Title: The Immortals
Author: Amit Chaudhuri
Release Date: September 21, 2010
Genre: Literary Fiction, Multicultural Fiction
Rating: 4 out of 5
Shyamji is a singer in 1980s Bombay who makes a living off the wealthy students to whom he gives voice lessons. The story centers on one of his pupils, Mallika, who has a beautiful voice, and her son, Nirmalaya, who forms a unique bond with Shyamji.
The Immortals is an interesting look at classical music in 1980s India. Specifically, classical music is the framework through which Chaudhuri discusses the change in culture in India during the time period. Where classical music was once revered, during the story, the reader can see how pop music is encroaching on its status, to the point where people don’t necessarily want to learn classical music anymore. Western culture is infecting Bombay, and the wealthy residents of the city welcome it with open arms. The entire book is a commentary on cultural change, whether through art, music, or philosophy.

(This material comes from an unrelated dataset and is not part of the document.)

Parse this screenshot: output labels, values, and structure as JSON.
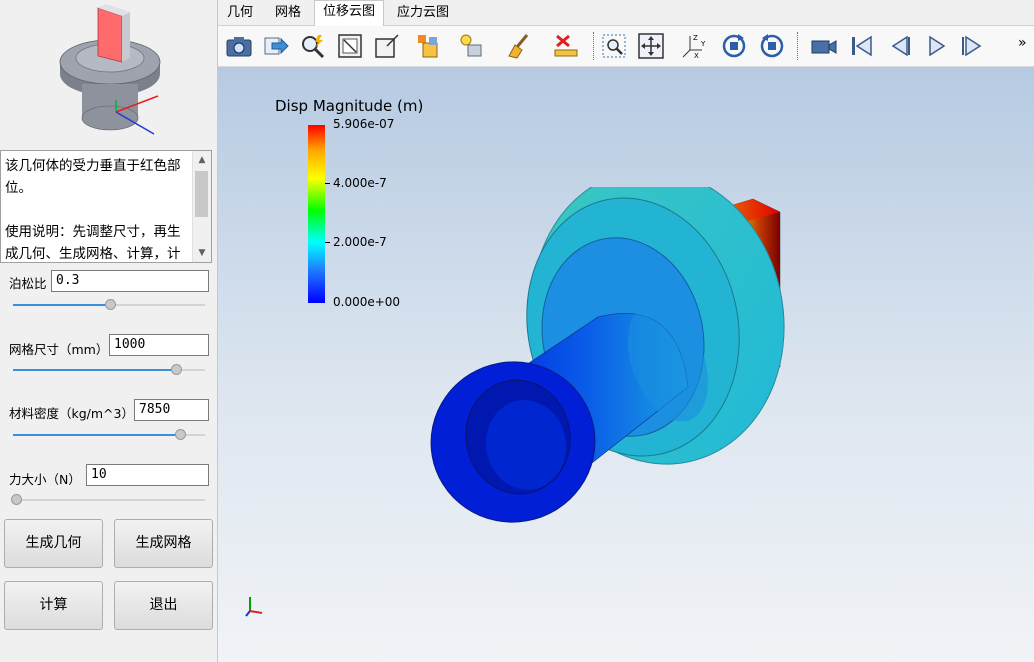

Chaudhuri’s writing is breathtaking in The Immortals; readers are really in for a treat if they love gorgeous prose. His descriptions are incredibly vivid; the reader can see India when they close their eyes. I was very impressed with how truly Chaudhuri depicted Bombay of the 1980s, and how much he managed to convey through just his writing. His attention to detail is masterful, and as a result, this is a great pick for those interested in learning more about India in a time when its culture was transforming.
Though The Immortals centers and Shyamji and Mallika’s family, there are a lot of secondary characters that make appearances throughout the novel. As a result, the story can be really difficult to follow at times, and it takes some perseverance to fully grasp what is happening. Additionally, Chaudhuri uses Indian terms and colloquialisms without fully defining them. Though I was able to follow because I am familiar with the language and culture, it might be frustrating for someone new to books about India. As a result, while I do recommend this book for those who love novels about India, I wouldn’t start my literary travels through India with The Immortals.
Chaudhuri is a talented author, and I look forward to going back and reading his previous books. Though I did have some issues with The Immortals, I was impressed by the author’s writing talent, and would love to see what else he’s done. This was an interesting look at the changing of a culture through the prism of classical music.